UNISDR focuses on Disaster Risk Reduction (DRR) with the objectives of:
• Reducing exposure to hazards
• Decreasing vulnerability of both people and property
• Implementing best practices surrounding management of land and the environment
• Improving preparedness and detection of early warning signs for adverse events
Since 2011, UNISDR has adopted the “Step Up Initiative” focusing on vulnerable groups. In the past two years, children and young people then women and girls became the focal point of expanding inclusiveness to prevent damage in disasters. In 2013 the focus is on people with disabilities in disaster prevention planning. The United Nations Headquarters' also recently has made some adjustments in its history, and created some accesibility for the disabled peoples as well as an access center on the ground floor. There are more plans and programs to improve conditions for the disable persons at the UN premises as well as during combating with disasters and in the conflict zones.

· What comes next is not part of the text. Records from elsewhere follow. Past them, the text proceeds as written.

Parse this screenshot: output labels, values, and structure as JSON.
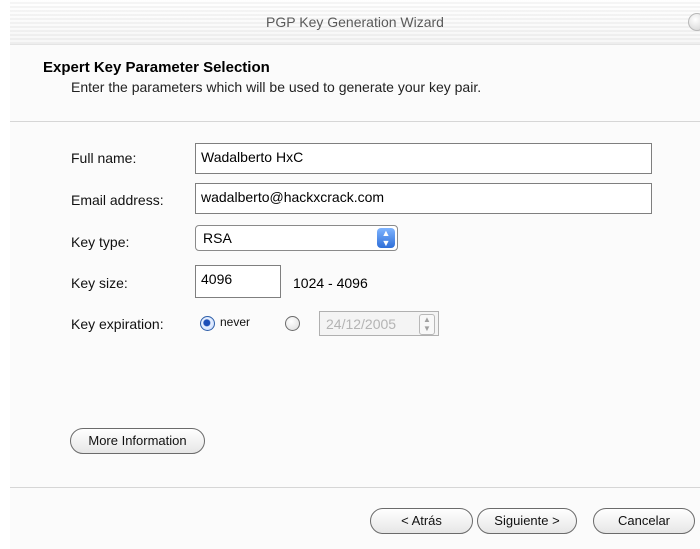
{
  "window": {
    "title": "PGP Key Generation Wizard"
  },
  "header": {
    "title": "Expert Key Parameter Selection",
    "subtitle": "Enter the parameters which will be used to generate your key pair."
  },
  "form": {
    "full_name_label": "Full name:",
    "full_name_value": "Wadalberto HxC",
    "email_label": "Email address:",
    "email_value": "wadalberto@hackxcrack.com",
    "key_type_label": "Key type:",
    "key_type_value": "RSA",
    "key_size_label": "Key size:",
    "key_size_value": "4096",
    "key_size_range": "1024 - 4096",
    "expiration_label": "Key expiration:",
    "expiration_never_label": "never",
    "expiration_selected": "never",
    "expiration_date": "24/12/2005"
  },
  "buttons": {
    "more_info": "More Information",
    "back": "< Atrás",
    "next": "Siguiente >",
    "cancel": "Cancelar"
  },
  "icons": {
    "select_arrow": "chevron-up-down-icon",
    "date_spinner": "spinner-icon",
    "close": "close-icon"
  },
  "colors": {
    "accent": "#2f6fd8",
    "disabled_text": "#b4b4b4"
  }
}
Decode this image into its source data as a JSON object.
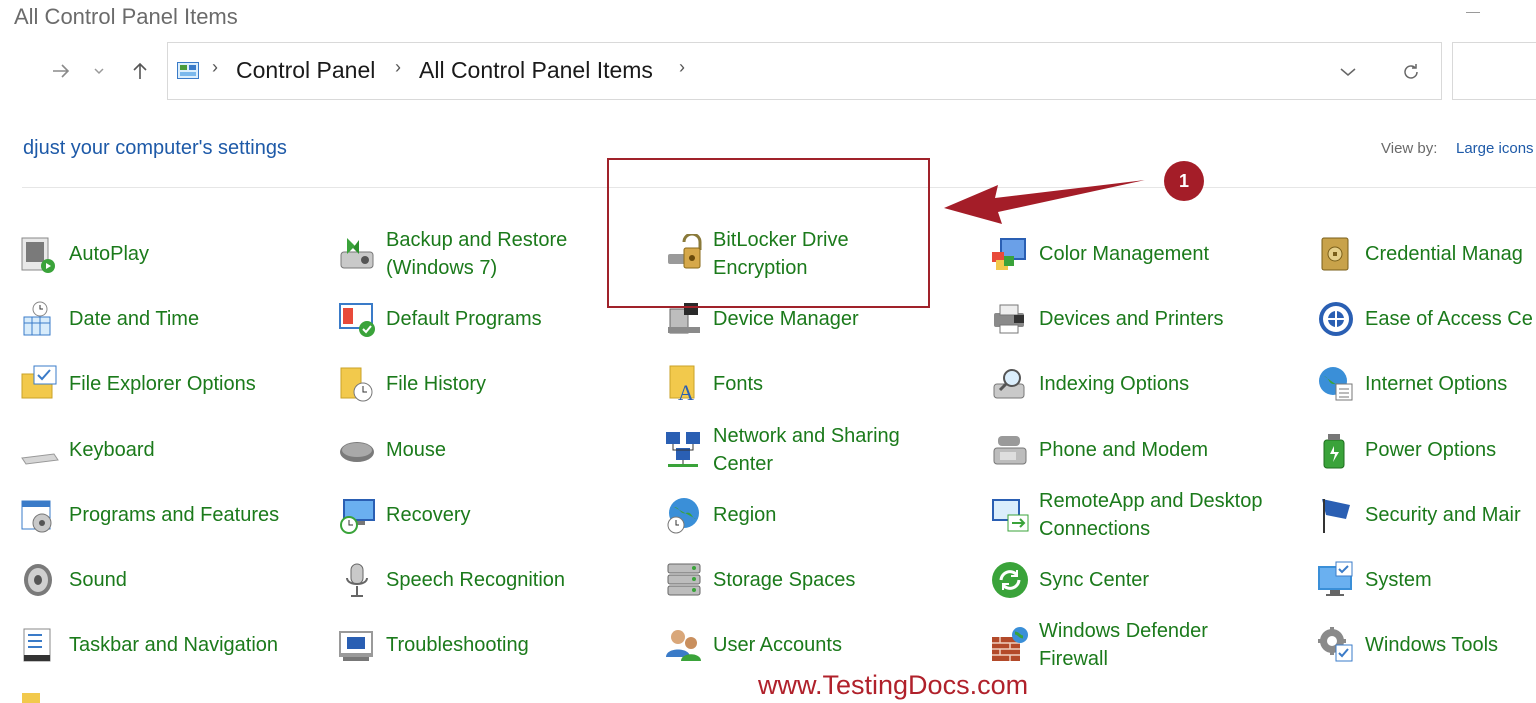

The meeting began with a short video showing people with various types of disabilities such as blindness, deafness, and physical incapability being alerted to imminent disasters. The presentation showed that the early warning systems had not taken into account people with disabilities. A UNISDR survey revealed that 70% of the people with disabilities poled want to be involved in the planning of disaster prevention program in order to address their particular needs. Currently people of disabilities have double the casualty rate over the general population in disasters. The current early warning systems reveal that greater community awareness and caring for the entire population, including those with extra challenges need to be achieved.
Questions and comments from NGO representatives addressed failure in technology, either due to government shut downs or natural causes. While there is much room to improve technology in the DRR programs, the first line of defense is human caring. “Even though technology is helpful, never forget that the most important person to help in disaster is your neighbor or family,” one of the NGO representatives emphasized. Emergency responders, rescue workers, and even journalist need training to address all people with different needs. Greater understanding facilitates caring people to communicate and help problem solve in unpredictable situations.
When asked how many disasters are man made or natural Walstrom explained that nature creates hazards, and those hazards become disasters when human responsibility is lacking - leaving people and property vulnerable to exposure.
All disasters create economic hardship. Some incidents create disabilities crippling productivity and taxing health care systems. While only deaths are reported, major injuries are a huge consequence of tragedies. There are areas that have several small-scale disasters reoccurring that do not get the attention and funding like the large catastrophes. The accumulation of damage drains enormous funds from those local governments.
Some politicians attempt to address the overall necessity for DRR, especially the economic impact. Yet, those politicians are finding that short-term financial concerns overshadow the long-term economic stability that DRR provides, and therefore, have difficulty getting elected. “Politicians need help to make these changes,” Wahlstrom illuminates the need to support nominees with disaster relief platforms. In sum, nature changes and mankind is responsible to make decisions that help humanity flow with those changes with the least amount of damage as possible.
October 13 is the annual International Day for Disaster Reduction.
For the message by the Secretary General of the United Nations on the International Day for Disaster Reduction
Click here to see the video that has shown during the Briefing.
Programme and Biographies available in the following link (External)